In Waldorf school’s primary education may begin when the child is nearing or already seven years of age. The primary school centres around a multi-disciplinary art-based curriculum that includes visual arts, drama, vocal and instrumental music, crafts, and when possible, artistic movement (eurhythmy). Throughout the primary years, concepts are first introduced through stories and images, and academic instruction is integrated with the visual and plastic arts (using materials that can be moulded in some way, usually bees wax), music and movement. There is little reliance on standardized textbooks; instead, each child creates his or her own illustrated summary of coursework in book form.
The school day generally starts with a two-hour academic lesson that focuses on a single theme over the course of about a month’s time and generally begins with an introduction that may include singing, instrumental music, recitations of poetry, including a verse written by Steiner for the start of a school day, and practice in mathematics and language arts.An objective of most Waldorf schools is to have a single teacher remain with a class throughout the primary school years, teaching at least the principal academic lessons; Waldorf teachers have been cited for their level of personal commitment to their pupils.Waldorf teachers use the concept of the four temperaments to help interpret, understand and relate to the behaviour and personalities of children under their tutelage. The temperaments, choleric, phlegmatic, melancholic, and sanguine, are thought to express four basic personality types, each possessing its own fundamental way of regarding and interacting with the world
Individual Variations of
Waldorf primary education allows for individual variations in the pace of learning, based upon the expectation that a child will grasp a concept or achieve a skill when he or she is ready. Cooperation takes priority over competition. Some aspects of our methodology differ from those of main stream education:
Writing and Reading
Our children are taught to write before they are taught to read. Letters are introduced as artistic forms drawn from archetypal fairy tales. The child therefore progresses from a picture to a hieroglyph to an abstract letter giving a deeper meaning to the written word and therefore making reading a cogent progression.
The language of Numbers
Arithmetic is the language of numbers, a universal language which leads the child from playing to thinking. Arithmetic concepts are learned as doors that open in an age specific sequence and this is why the initial encounters with numbers in the Foundation Phase, Classes One to Three, are so important.

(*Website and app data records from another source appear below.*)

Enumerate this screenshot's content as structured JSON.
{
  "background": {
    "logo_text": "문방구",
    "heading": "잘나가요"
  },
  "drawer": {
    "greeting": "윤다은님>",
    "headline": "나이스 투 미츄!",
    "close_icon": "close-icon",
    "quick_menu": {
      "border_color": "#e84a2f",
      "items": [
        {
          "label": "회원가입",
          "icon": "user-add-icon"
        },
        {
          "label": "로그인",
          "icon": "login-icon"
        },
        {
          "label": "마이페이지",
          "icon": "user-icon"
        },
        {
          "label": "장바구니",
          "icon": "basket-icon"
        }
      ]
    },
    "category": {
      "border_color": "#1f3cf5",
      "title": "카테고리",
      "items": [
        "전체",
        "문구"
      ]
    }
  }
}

In these years, numbers are presented to the children through stories such as, “The Three Little Pigs”, “The Seven Little Goats”, “The Six Swans”, giving quality to numbers. In later years the children connect to the enigma of Seven in the Old Testament and in Grecian Mythology, and the strength and fortitude of Twelve in Ancient Rome. Counting and tables are learned through rhythmic movement, rhyme and song. The Four Operations are introduced with four individual, hand knitted puppets, each with a story and status characterizing their particular operation. The Four Operations are then organically learned and exercised using beans, beads, shells, pebbles or buttons. Mental Arithmetic is practiced daily from Class One to Class Seven in Circle time and incorporated into simple games and exercises.
Form drawing is a core subject in the Waldorf Curriculum and a crucial foundational link to Geometry and Perspective Geometry which are introduced in the Middle School. It serves as a preparation for handwriting, i.e. print and cursive.